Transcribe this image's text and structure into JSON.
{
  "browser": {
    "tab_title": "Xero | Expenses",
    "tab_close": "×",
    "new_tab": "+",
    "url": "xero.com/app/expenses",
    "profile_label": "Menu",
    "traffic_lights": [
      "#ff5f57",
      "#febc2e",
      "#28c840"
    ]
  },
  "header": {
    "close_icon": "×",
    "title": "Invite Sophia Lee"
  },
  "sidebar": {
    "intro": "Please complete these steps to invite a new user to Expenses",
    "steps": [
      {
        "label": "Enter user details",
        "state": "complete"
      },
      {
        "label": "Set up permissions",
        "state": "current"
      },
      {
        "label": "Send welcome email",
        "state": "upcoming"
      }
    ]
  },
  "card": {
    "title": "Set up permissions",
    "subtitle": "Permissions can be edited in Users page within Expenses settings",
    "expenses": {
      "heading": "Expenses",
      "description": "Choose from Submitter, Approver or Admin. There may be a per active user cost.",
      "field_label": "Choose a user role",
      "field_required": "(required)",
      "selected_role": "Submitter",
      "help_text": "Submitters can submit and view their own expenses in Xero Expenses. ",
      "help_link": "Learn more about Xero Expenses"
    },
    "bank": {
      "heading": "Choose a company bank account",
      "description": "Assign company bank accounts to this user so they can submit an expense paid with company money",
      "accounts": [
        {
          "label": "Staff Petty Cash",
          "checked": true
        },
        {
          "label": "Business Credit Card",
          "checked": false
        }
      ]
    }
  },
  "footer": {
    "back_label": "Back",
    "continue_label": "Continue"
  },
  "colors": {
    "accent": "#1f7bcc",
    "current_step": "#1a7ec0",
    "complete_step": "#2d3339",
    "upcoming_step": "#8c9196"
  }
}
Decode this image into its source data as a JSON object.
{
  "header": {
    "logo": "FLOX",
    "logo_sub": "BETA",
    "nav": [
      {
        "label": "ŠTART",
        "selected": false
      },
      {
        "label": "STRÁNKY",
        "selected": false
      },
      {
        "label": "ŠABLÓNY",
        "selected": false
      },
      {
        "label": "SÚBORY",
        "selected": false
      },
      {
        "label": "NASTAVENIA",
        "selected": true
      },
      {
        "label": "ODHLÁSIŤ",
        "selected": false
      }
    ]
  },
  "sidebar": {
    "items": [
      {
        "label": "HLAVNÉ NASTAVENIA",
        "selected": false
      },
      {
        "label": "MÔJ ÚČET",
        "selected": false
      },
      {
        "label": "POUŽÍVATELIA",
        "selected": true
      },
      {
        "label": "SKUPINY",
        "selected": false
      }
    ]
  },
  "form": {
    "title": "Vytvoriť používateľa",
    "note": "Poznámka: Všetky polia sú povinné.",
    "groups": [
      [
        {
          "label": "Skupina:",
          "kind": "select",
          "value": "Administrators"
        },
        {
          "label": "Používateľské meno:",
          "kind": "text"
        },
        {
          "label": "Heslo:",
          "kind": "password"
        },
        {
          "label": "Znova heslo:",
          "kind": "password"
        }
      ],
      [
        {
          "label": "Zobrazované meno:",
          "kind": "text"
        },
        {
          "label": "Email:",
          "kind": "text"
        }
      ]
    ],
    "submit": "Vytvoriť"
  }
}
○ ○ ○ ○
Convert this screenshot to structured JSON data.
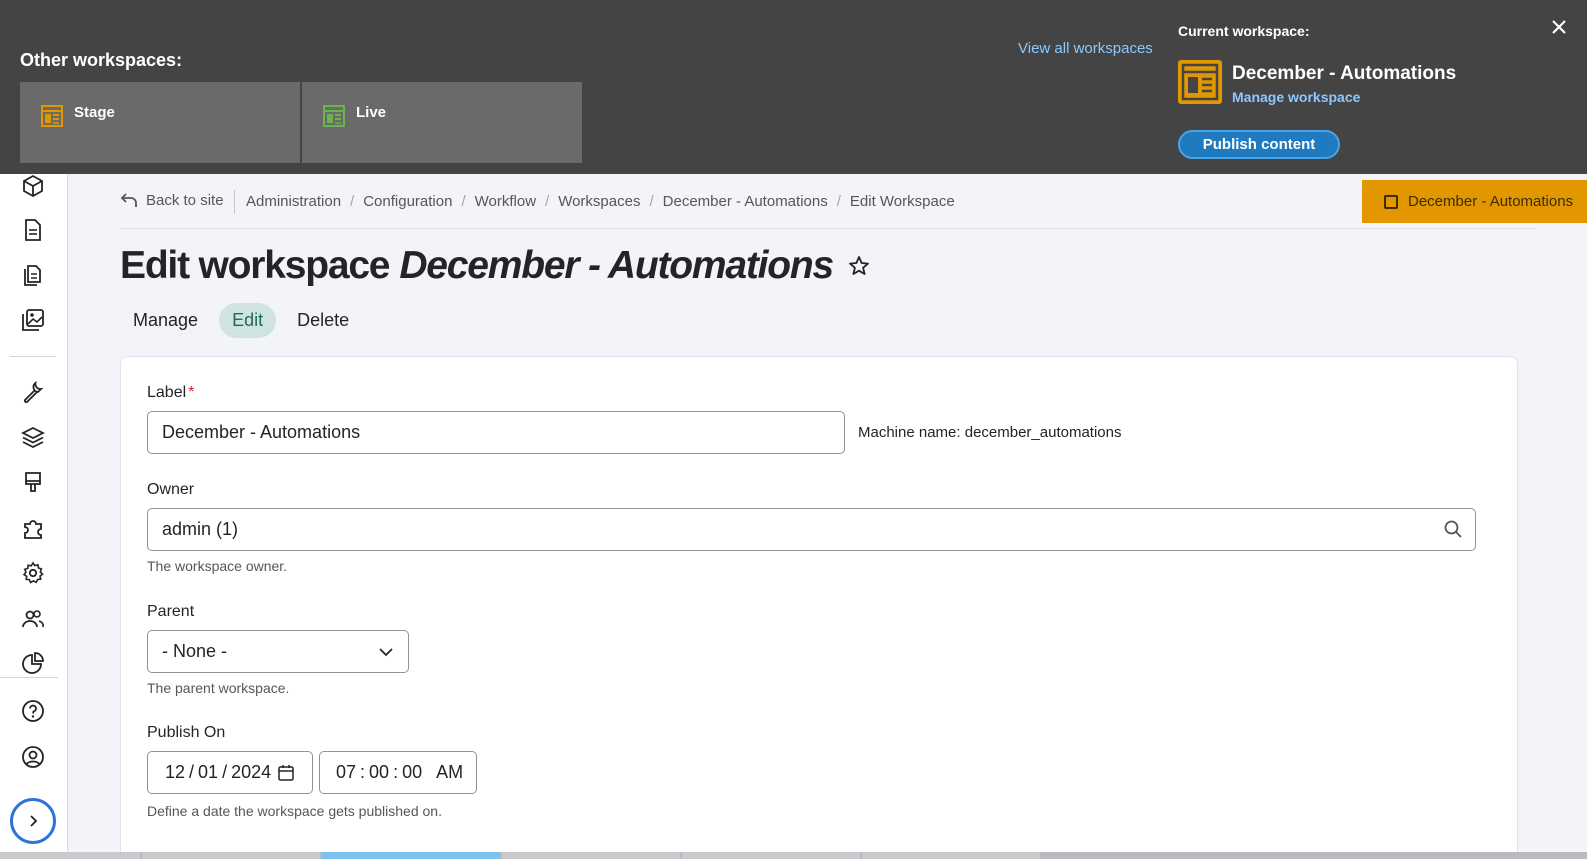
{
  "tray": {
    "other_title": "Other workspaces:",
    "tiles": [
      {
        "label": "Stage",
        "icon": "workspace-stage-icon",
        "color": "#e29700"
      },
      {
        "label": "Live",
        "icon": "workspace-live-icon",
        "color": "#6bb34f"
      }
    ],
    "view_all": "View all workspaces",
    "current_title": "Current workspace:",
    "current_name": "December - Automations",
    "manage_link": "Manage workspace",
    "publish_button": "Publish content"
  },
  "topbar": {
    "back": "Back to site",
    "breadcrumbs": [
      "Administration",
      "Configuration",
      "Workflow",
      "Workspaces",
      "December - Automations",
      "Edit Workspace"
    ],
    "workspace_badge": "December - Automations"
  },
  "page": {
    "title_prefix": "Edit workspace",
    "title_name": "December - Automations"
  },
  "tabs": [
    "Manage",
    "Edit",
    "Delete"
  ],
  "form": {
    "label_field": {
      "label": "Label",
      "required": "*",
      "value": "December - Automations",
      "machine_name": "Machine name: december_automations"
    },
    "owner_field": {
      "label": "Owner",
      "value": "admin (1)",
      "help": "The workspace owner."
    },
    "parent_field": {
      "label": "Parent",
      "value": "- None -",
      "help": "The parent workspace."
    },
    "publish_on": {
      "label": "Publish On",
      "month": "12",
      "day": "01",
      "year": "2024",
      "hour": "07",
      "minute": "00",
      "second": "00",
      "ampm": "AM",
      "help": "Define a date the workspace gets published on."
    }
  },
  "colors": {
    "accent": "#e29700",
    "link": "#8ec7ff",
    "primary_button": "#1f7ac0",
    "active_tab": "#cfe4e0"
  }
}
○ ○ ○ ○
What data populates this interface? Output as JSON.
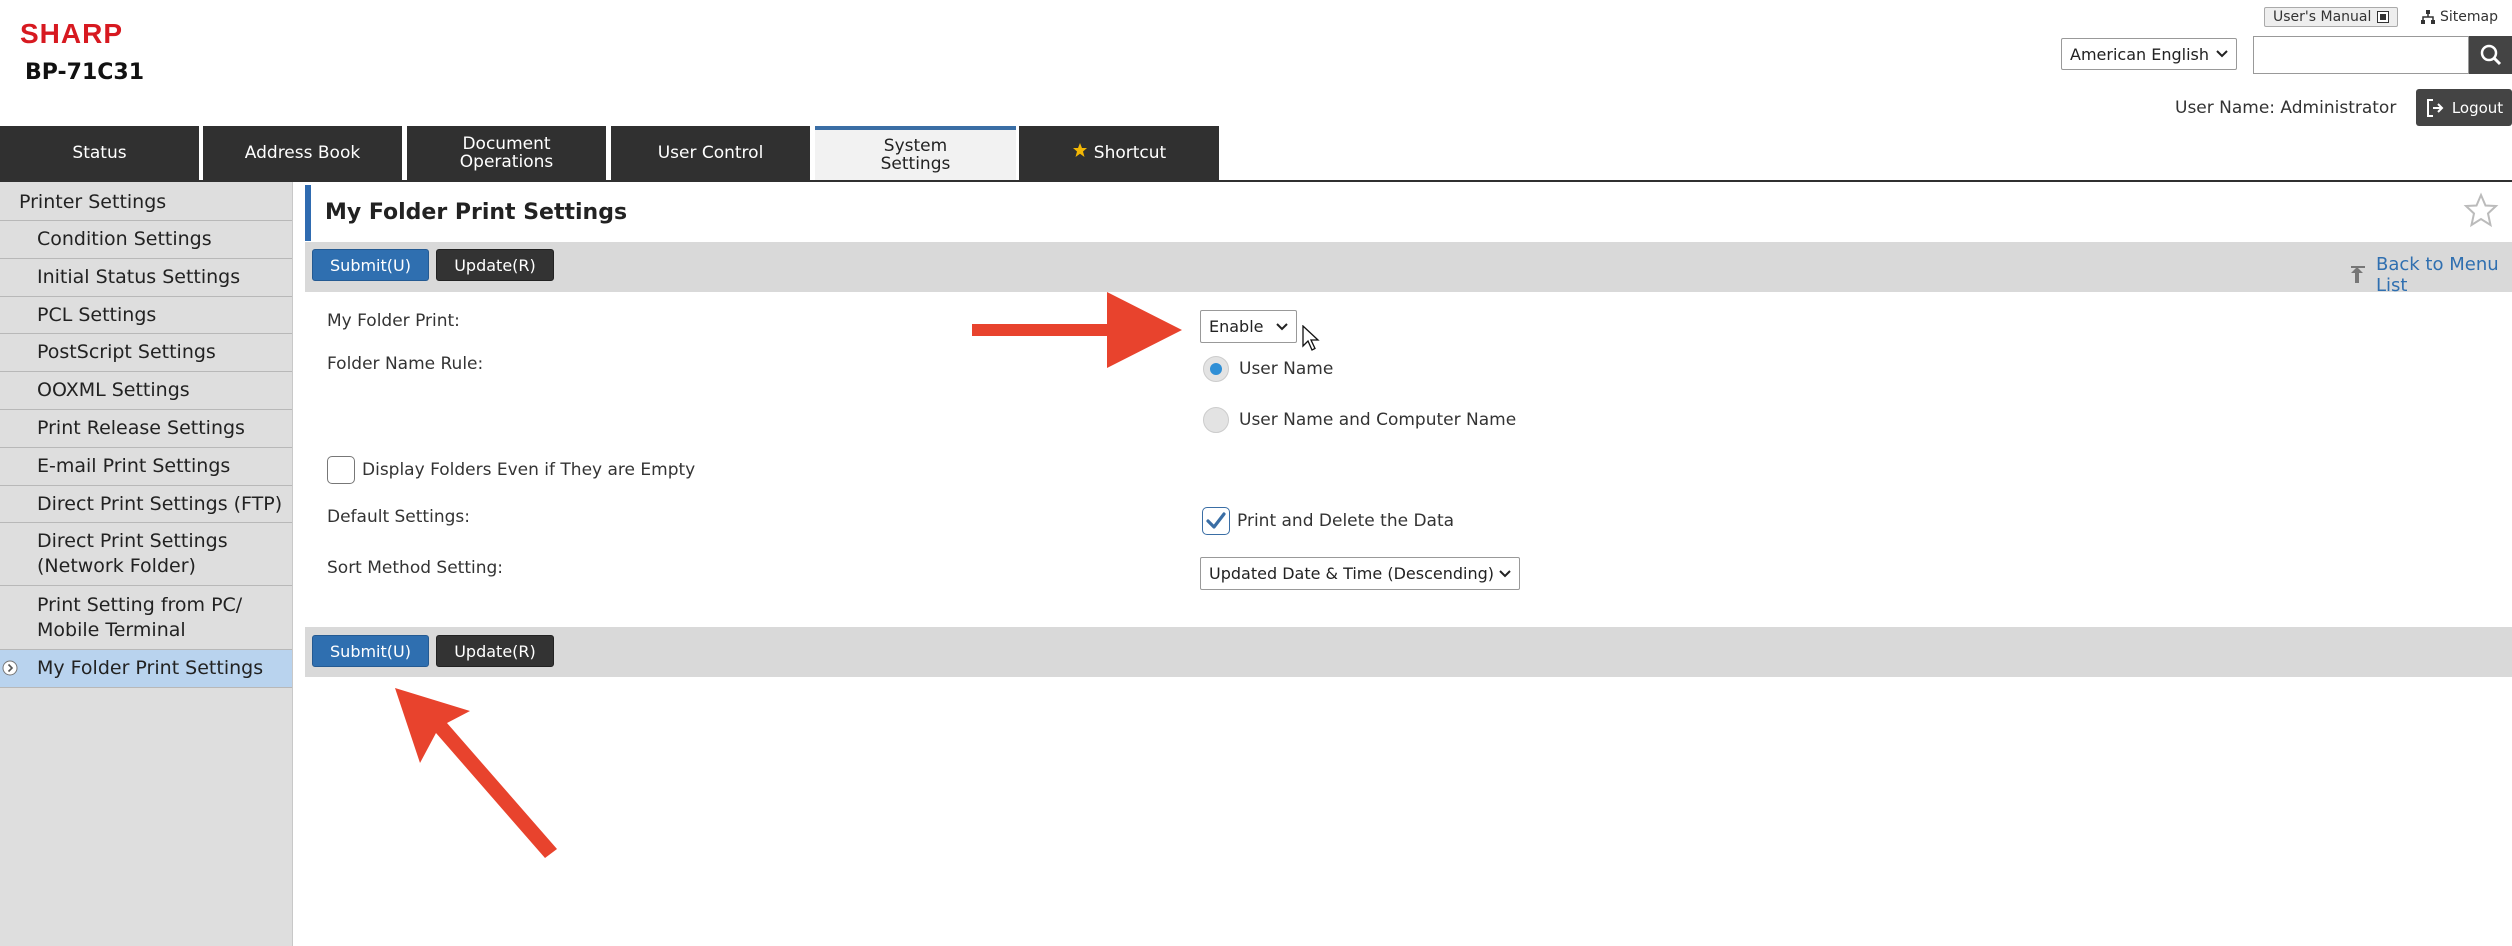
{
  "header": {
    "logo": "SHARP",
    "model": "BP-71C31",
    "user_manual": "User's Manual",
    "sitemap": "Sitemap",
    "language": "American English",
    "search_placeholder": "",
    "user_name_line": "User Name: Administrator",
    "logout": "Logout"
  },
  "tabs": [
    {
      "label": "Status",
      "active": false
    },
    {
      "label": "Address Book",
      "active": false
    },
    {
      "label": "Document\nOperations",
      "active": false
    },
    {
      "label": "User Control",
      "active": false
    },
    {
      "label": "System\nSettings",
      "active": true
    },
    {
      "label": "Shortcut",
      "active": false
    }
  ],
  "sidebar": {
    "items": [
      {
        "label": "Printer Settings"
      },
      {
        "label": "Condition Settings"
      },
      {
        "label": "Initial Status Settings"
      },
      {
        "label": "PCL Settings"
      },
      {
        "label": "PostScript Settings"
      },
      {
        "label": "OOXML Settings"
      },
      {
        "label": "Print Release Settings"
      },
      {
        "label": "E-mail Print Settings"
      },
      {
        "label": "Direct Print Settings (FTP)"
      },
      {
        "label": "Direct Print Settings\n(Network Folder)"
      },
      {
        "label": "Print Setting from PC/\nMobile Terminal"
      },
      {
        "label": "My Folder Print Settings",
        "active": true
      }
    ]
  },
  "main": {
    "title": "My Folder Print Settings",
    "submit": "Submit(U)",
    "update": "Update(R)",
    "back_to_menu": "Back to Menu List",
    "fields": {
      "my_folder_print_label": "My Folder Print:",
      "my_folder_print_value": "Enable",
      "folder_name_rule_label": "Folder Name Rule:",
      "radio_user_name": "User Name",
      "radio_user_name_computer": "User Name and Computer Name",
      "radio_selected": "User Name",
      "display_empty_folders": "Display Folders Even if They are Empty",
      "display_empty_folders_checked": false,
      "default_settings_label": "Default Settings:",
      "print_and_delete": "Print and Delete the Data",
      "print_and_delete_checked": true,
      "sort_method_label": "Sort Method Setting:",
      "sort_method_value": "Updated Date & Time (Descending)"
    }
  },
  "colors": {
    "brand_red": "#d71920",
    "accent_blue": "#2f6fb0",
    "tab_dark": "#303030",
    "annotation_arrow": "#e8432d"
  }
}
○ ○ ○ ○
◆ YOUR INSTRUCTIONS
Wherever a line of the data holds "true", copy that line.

◆ YOUR SOLUTION
          "checked": true
        "selected": true
        "selected": true
      "active": true
        "active": true
      "print_and_delete_checked": true,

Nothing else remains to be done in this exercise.